__What you will do__
Leaving out the images, return the data below exactly as it is written.

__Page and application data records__
*** Begin section ***

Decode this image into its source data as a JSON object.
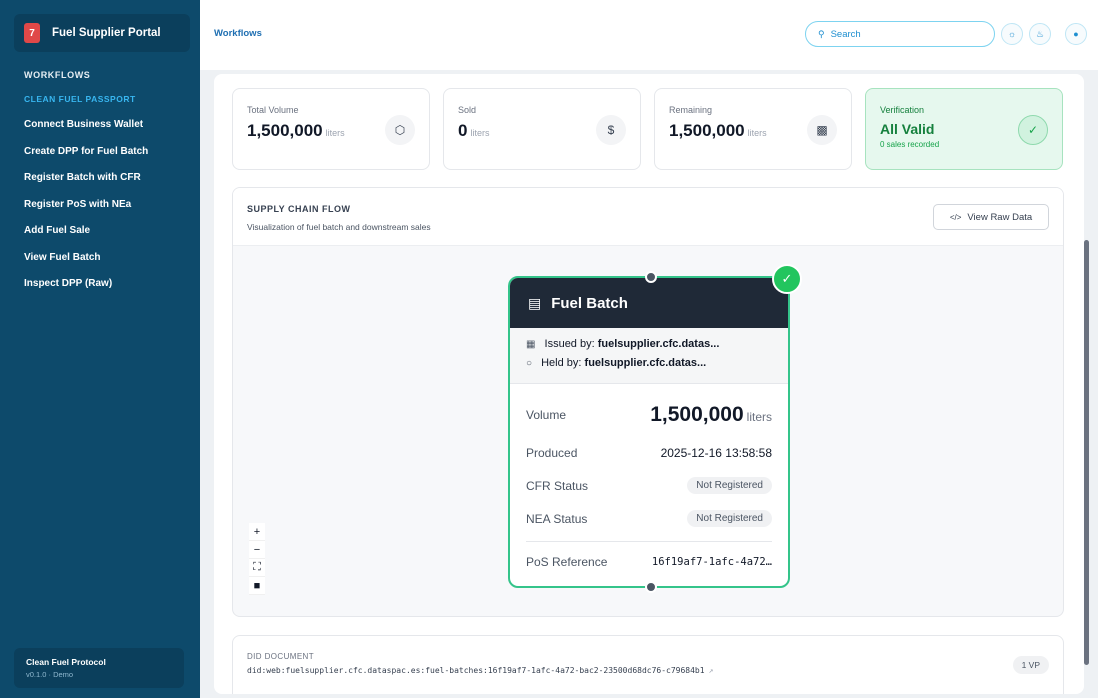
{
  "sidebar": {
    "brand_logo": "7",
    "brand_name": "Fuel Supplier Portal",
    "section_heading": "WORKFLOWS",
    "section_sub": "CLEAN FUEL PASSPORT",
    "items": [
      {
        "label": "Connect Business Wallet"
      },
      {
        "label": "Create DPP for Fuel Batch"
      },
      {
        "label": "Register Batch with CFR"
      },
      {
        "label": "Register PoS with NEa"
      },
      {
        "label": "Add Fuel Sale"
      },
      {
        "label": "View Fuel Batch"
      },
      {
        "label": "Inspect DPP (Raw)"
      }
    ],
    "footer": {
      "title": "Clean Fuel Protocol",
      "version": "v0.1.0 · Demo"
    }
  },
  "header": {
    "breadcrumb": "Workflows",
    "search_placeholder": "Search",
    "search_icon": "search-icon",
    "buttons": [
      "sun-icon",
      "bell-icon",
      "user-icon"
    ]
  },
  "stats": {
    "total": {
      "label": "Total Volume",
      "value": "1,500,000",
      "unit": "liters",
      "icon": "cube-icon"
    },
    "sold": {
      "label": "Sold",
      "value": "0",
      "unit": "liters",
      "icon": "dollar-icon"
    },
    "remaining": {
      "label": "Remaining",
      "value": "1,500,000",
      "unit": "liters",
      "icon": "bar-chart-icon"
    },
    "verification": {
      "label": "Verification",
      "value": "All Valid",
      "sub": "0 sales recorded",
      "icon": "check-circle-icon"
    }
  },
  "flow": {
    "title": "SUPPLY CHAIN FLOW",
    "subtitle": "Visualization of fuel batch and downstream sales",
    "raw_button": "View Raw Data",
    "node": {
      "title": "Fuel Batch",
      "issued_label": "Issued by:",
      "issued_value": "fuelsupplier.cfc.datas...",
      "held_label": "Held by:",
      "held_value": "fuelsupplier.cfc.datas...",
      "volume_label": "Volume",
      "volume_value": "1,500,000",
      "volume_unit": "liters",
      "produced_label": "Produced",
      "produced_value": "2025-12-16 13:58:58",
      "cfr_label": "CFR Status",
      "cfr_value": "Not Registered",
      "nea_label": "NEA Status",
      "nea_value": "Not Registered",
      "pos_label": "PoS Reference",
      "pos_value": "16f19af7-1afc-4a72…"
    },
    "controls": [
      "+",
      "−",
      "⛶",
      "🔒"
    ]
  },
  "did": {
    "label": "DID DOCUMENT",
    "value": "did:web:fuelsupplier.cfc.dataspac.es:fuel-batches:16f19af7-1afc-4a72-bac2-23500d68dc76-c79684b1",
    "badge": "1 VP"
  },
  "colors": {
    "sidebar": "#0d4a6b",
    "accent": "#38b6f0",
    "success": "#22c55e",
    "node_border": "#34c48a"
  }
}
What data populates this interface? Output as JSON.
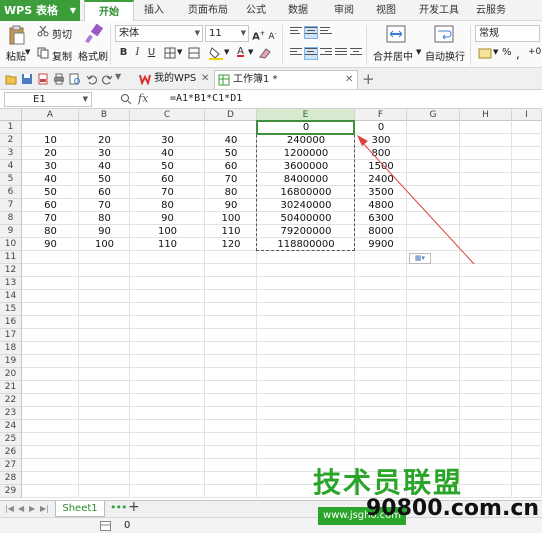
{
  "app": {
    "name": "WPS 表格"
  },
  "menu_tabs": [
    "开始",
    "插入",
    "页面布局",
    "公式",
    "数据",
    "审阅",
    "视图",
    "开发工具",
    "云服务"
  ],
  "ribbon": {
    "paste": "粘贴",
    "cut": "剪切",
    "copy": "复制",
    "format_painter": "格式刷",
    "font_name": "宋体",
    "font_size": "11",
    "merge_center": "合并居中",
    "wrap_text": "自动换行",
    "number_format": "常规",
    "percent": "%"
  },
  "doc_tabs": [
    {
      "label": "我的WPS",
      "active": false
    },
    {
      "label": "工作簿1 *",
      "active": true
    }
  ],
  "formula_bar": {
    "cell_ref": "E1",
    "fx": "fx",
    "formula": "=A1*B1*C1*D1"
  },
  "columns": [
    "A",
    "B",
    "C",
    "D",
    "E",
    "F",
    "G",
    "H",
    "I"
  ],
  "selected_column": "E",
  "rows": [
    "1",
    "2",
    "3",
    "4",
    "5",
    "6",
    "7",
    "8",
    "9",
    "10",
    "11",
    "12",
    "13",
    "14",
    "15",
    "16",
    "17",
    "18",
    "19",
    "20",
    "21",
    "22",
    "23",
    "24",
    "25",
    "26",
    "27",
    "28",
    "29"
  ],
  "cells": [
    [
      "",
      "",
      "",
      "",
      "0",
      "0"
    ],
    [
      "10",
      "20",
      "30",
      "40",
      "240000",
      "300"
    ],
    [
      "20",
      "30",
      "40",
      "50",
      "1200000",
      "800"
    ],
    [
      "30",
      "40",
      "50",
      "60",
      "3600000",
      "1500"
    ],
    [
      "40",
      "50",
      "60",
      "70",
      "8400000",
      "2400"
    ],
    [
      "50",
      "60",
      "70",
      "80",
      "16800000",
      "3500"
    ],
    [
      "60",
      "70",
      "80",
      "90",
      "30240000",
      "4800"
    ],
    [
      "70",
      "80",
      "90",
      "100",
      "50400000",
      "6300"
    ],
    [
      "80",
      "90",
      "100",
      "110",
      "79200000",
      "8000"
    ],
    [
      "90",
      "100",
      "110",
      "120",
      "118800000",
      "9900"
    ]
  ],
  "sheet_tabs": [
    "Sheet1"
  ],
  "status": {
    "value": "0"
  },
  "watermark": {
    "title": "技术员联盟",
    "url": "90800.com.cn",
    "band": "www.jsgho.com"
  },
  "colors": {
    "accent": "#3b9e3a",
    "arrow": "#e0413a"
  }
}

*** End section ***

__Task response__
Decode this image into its source data as a JSON object.
{
  "sidebar": {
    "brand_logo": "7",
    "brand_name": "Fuel Supplier Portal",
    "section_heading": "WORKFLOWS",
    "section_sub": "CLEAN FUEL PASSPORT",
    "items": [
      {
        "label": "Connect Business Wallet"
      },
      {
        "label": "Create DPP for Fuel Batch"
      },
      {
        "label": "Register Batch with CFR"
      },
      {
        "label": "Register PoS with NEa"
      },
      {
        "label": "Add Fuel Sale"
      },
      {
        "label": "View Fuel Batch"
      },
      {
        "label": "Inspect DPP (Raw)"
      }
    ],
    "footer": {
      "title": "Clean Fuel Protocol",
      "version": "v0.1.0 · Demo"
    }
  },
  "header": {
    "breadcrumb": "Workflows",
    "search_placeholder": "Search",
    "search_icon": "search-icon",
    "buttons": [
      "sun-icon",
      "bell-icon",
      "user-icon"
    ]
  },
  "stats": {
    "total": {
      "label": "Total Volume",
      "value": "1,500,000",
      "unit": "liters",
      "icon": "cube-icon"
    },
    "sold": {
      "label": "Sold",
      "value": "0",
      "unit": "liters",
      "icon": "dollar-icon"
    },
    "remaining": {
      "label": "Remaining",
      "value": "1,500,000",
      "unit": "liters",
      "icon": "bar-chart-icon"
    },
    "verification": {
      "label": "Verification",
      "value": "All Valid",
      "sub": "0 sales recorded",
      "icon": "check-circle-icon"
    }
  },
  "flow": {
    "title": "SUPPLY CHAIN FLOW",
    "subtitle": "Visualization of fuel batch and downstream sales",
    "raw_button": "View Raw Data",
    "node": {
      "title": "Fuel Batch",
      "issued_label": "Issued by:",
      "issued_value": "fuelsupplier.cfc.datas...",
      "held_label": "Held by:",
      "held_value": "fuelsupplier.cfc.datas...",
      "volume_label": "Volume",
      "volume_value": "1,500,000",
      "volume_unit": "liters",
      "produced_label": "Produced",
      "produced_value": "2025-12-16 13:58:58",
      "cfr_label": "CFR Status",
      "cfr_value": "Not Registered",
      "nea_label": "NEA Status",
      "nea_value": "Not Registered",
      "pos_label": "PoS Reference",
      "pos_value": "16f19af7-1afc-4a72…"
    },
    "controls": [
      "+",
      "−",
      "⛶",
      "🔒"
    ]
  },
  "did": {
    "label": "DID DOCUMENT",
    "value": "did:web:fuelsupplier.cfc.dataspac.es:fuel-batches:16f19af7-1afc-4a72-bac2-23500d68dc76-c79684b1",
    "badge": "1 VP"
  },
  "colors": {
    "sidebar": "#0d4a6b",
    "accent": "#38b6f0",
    "success": "#22c55e",
    "node_border": "#34c48a"
  }
}
What data populates this interface? Output as JSON.
{
  "app": {
    "name": "WPS 表格"
  },
  "menu_tabs": [
    "开始",
    "插入",
    "页面布局",
    "公式",
    "数据",
    "审阅",
    "视图",
    "开发工具",
    "云服务"
  ],
  "ribbon": {
    "paste": "粘贴",
    "cut": "剪切",
    "copy": "复制",
    "format_painter": "格式刷",
    "font_name": "宋体",
    "font_size": "11",
    "merge_center": "合并居中",
    "wrap_text": "自动换行",
    "number_format": "常规",
    "percent": "%"
  },
  "doc_tabs": [
    {
      "label": "我的WPS",
      "active": false
    },
    {
      "label": "工作簿1 *",
      "active": true
    }
  ],
  "formula_bar": {
    "cell_ref": "E1",
    "fx": "fx",
    "formula": "=A1*B1*C1*D1"
  },
  "columns": [
    "A",
    "B",
    "C",
    "D",
    "E",
    "F",
    "G",
    "H",
    "I"
  ],
  "selected_column": "E",
  "rows": [
    "1",
    "2",
    "3",
    "4",
    "5",
    "6",
    "7",
    "8",
    "9",
    "10",
    "11",
    "12",
    "13",
    "14",
    "15",
    "16",
    "17",
    "18",
    "19",
    "20",
    "21",
    "22",
    "23",
    "24",
    "25",
    "26",
    "27",
    "28",
    "29"
  ],
  "cells": [
    [
      "",
      "",
      "",
      "",
      "0",
      "0"
    ],
    [
      "10",
      "20",
      "30",
      "40",
      "240000",
      "300"
    ],
    [
      "20",
      "30",
      "40",
      "50",
      "1200000",
      "800"
    ],
    [
      "30",
      "40",
      "50",
      "60",
      "3600000",
      "1500"
    ],
    [
      "40",
      "50",
      "60",
      "70",
      "8400000",
      "2400"
    ],
    [
      "50",
      "60",
      "70",
      "80",
      "16800000",
      "3500"
    ],
    [
      "60",
      "70",
      "80",
      "90",
      "30240000",
      "4800"
    ],
    [
      "70",
      "80",
      "90",
      "100",
      "50400000",
      "6300"
    ],
    [
      "80",
      "90",
      "100",
      "110",
      "79200000",
      "8000"
    ],
    [
      "90",
      "100",
      "110",
      "120",
      "118800000",
      "9900"
    ]
  ],
  "sheet_tabs": [
    "Sheet1"
  ],
  "status": {
    "value": "0"
  },
  "watermark": {
    "title": "技术员联盟",
    "url": "90800.com.cn",
    "band": "www.jsgho.com"
  },
  "colors": {
    "accent": "#3b9e3a",
    "arrow": "#e0413a"
  }
}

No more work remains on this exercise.